Goal of the exercise | A complete answer includes every line below with the word "JSON".

Data |

···

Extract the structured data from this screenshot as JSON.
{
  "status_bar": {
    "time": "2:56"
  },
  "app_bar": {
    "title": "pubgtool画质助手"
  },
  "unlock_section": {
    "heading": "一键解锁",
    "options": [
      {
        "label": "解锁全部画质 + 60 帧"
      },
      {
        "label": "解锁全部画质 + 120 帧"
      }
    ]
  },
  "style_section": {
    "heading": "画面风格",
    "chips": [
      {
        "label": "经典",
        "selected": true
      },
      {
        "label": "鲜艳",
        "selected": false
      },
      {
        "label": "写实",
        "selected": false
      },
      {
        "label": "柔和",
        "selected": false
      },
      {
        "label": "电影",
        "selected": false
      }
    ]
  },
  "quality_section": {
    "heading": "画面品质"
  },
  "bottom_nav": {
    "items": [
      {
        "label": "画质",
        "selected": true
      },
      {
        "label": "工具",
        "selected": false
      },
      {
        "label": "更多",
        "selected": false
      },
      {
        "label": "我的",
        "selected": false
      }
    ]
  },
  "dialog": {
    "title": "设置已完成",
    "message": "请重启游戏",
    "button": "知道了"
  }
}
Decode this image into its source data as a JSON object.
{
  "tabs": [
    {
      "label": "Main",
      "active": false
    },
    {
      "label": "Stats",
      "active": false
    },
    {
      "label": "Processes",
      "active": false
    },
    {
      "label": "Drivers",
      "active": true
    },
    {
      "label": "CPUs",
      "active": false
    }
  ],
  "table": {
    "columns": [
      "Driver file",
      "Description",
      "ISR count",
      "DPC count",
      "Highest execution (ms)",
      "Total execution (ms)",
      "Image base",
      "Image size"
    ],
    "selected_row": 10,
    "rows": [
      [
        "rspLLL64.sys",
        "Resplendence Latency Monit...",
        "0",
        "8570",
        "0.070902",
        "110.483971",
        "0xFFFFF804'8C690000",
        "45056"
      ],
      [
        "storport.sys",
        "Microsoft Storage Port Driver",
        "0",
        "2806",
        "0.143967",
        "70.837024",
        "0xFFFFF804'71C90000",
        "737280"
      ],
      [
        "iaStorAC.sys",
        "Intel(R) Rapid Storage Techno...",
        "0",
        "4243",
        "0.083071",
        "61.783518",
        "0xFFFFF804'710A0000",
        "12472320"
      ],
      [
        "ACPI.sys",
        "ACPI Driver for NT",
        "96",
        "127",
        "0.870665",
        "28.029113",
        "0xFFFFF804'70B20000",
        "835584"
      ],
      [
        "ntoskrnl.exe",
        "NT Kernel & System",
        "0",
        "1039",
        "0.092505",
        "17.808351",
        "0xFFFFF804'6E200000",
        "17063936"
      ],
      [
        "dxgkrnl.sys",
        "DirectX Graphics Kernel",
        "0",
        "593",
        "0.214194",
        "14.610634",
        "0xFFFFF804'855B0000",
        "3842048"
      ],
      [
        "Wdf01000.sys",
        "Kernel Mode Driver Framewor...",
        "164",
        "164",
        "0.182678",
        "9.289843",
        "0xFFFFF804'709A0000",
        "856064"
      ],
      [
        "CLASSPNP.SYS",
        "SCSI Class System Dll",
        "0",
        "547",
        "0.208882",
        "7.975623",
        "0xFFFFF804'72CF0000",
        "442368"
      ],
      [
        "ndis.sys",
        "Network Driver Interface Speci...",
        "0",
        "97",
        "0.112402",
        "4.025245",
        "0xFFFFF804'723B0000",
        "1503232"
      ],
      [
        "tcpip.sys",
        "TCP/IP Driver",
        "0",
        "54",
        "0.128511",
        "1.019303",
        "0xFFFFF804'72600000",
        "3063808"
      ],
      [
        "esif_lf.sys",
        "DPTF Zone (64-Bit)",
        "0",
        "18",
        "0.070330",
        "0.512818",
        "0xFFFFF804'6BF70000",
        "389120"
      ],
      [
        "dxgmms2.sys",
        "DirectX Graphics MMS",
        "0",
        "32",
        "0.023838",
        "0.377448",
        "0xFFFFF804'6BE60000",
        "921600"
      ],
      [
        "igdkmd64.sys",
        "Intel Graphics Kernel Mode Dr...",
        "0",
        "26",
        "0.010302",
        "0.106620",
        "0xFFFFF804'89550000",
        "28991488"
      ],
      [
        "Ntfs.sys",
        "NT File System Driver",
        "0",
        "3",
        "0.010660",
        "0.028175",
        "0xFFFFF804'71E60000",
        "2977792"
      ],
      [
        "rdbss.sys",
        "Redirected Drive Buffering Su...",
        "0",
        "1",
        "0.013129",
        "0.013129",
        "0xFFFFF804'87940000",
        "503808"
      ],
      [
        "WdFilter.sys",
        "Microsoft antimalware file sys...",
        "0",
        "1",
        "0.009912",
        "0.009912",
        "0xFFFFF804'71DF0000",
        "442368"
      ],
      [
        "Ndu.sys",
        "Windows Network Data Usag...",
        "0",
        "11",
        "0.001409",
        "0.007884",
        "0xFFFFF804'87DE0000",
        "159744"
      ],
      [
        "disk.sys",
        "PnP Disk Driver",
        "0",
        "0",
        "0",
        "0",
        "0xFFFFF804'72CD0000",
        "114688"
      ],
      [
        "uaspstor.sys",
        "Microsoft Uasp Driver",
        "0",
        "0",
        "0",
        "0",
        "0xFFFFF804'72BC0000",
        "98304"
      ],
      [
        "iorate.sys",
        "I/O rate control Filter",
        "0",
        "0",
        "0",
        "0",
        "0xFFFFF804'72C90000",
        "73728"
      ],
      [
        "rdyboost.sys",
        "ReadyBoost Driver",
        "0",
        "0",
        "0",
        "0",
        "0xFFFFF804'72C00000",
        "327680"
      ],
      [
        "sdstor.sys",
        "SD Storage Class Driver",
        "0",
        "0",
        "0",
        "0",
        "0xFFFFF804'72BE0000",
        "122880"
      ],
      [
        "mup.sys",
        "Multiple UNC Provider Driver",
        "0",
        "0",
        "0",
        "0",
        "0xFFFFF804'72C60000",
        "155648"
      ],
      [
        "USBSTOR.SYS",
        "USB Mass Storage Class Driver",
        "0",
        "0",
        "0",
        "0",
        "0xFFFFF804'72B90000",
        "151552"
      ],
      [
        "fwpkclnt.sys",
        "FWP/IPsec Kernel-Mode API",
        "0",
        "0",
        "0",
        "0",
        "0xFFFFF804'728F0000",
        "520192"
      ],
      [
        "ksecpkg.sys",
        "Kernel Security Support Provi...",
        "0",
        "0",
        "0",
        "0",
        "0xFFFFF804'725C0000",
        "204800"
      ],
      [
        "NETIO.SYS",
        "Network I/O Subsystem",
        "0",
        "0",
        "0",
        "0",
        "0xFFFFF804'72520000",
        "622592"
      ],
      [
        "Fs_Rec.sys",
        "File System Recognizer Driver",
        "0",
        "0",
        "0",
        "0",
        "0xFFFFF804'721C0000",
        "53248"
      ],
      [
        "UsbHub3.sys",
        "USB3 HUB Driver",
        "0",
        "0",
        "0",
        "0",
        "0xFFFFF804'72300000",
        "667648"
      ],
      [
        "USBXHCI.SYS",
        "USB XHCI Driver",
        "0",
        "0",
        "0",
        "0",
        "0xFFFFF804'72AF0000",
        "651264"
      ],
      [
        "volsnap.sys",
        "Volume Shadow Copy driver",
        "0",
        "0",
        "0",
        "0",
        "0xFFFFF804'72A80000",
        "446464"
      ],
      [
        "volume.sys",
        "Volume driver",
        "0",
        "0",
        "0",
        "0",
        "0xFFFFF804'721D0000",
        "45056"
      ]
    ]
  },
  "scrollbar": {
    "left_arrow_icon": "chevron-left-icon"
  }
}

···

Solution to the exercise |
Extract the structured data from this screenshot as JSON.
Decode this image into its source data as a JSON object.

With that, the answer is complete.